WORK INSTRUCTIONS ▸
Go through the listing beneath this task and return every line that carries the string "title".
"""
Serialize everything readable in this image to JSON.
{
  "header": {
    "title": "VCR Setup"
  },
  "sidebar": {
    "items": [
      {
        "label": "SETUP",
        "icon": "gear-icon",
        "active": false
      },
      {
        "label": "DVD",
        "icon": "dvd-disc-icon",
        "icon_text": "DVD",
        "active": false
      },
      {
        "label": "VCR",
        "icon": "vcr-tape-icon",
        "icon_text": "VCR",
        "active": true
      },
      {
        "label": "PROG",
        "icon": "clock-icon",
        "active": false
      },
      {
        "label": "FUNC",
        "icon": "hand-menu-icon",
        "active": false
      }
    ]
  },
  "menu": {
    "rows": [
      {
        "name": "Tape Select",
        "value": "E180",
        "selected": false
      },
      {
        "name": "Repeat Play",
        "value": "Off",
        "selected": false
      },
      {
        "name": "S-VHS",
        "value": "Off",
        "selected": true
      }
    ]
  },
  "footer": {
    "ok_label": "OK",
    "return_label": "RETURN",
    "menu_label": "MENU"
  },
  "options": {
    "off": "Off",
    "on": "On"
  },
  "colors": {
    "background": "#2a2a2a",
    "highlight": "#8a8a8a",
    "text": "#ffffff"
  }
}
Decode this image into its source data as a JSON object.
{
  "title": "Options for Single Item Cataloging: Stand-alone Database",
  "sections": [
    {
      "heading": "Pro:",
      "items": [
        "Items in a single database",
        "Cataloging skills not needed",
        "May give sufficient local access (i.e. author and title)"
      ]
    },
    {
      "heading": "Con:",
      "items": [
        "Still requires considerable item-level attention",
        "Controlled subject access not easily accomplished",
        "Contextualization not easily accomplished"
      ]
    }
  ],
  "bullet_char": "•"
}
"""
WRITTEN RESPONSE ▸
    "title": "VCR Setup"
  "title": "Options for Single Item Cataloging: Stand-alone Database",
        "May give sufficient local access (i.e. author and title)"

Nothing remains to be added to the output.